lucid and compelling introduction to contemporary controversies over the self
and self-identity in the social sciences. Written by an author of international
reputation, the book concentrates mainly on the work of social theorists and
cultural analysts who have attempted to place the self in relation to
psychological processes, social contexts, and historical perspectives.
Mead, Freud, Goffman, Foucault, Chodorow, Kristeva and Baudrillard are among
the figures covered; the new edition also introduces material on Zizek. Elliott
also connects debates about the self directly to identity politics, the
sociology of personal relationships and intimacy, and the politics of sexuality.
The book focuses upon cultural and political issues, and breaks new ground in
integrating interdisciplinary perspectives. In analysing debates about the
self, Elliott draws extensively on contemporary social and cultural theory.
Among the traditions of thought discussed are symbolic interactionism; modern
sociology; post-structuralist thought; feminist and queer theory;
psychoanalysis; and postmodernism.
Elliott reviews core concepts of the self through an analysis of several
connected themes: the complex relation between self and society; the importance
of the interpreting self in social life; the reshaping of processes of
self-formation; and, the changing character of identity politics. The new
edition continues to break new ground by introducing compelling, contemporary
material on the globalization of the self.
Concepts of the Self is an accessible and invaluable introductory text for

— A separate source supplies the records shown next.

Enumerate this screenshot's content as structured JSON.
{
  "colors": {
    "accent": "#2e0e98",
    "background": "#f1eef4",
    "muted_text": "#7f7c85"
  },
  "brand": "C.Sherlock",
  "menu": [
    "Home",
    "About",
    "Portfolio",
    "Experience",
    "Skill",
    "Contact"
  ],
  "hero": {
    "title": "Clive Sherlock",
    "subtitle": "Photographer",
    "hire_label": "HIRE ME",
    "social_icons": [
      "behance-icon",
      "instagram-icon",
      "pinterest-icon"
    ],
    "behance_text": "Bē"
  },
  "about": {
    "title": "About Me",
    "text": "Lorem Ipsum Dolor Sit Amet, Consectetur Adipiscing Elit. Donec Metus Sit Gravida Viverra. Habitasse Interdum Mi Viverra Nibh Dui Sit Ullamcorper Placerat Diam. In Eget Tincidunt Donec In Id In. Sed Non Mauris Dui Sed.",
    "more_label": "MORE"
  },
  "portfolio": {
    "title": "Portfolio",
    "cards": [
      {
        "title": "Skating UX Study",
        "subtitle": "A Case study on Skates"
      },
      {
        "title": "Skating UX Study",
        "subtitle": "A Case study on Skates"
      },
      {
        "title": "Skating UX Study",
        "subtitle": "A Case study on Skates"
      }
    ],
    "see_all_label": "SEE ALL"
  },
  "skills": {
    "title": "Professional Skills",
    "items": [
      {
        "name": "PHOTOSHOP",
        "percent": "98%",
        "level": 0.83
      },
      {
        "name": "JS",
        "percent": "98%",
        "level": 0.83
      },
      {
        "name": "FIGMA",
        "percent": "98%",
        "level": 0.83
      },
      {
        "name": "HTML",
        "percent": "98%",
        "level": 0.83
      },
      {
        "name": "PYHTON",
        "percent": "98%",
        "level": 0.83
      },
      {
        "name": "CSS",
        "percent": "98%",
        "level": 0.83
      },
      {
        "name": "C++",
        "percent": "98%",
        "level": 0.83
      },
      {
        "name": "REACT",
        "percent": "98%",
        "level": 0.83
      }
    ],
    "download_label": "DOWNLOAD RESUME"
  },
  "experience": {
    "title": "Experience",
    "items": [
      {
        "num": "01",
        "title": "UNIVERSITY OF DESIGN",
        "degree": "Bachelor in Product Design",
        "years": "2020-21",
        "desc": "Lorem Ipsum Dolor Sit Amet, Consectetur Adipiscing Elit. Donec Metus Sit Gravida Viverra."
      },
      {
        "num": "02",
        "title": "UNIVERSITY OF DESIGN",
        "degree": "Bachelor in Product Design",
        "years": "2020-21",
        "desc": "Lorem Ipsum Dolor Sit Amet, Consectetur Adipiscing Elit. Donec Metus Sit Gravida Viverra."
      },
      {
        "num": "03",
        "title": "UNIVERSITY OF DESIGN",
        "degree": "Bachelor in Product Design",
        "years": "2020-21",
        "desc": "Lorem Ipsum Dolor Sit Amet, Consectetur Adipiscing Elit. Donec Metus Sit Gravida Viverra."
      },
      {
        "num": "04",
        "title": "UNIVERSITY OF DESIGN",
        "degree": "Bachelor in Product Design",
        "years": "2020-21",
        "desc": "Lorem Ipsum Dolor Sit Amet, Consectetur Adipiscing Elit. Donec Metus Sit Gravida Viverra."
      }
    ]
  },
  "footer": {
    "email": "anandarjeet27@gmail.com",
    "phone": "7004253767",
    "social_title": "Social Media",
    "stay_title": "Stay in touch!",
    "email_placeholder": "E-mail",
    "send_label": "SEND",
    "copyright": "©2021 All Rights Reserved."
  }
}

students in the areas of social and political theory, sociology, social
psychology, cultural studies, and gender studies.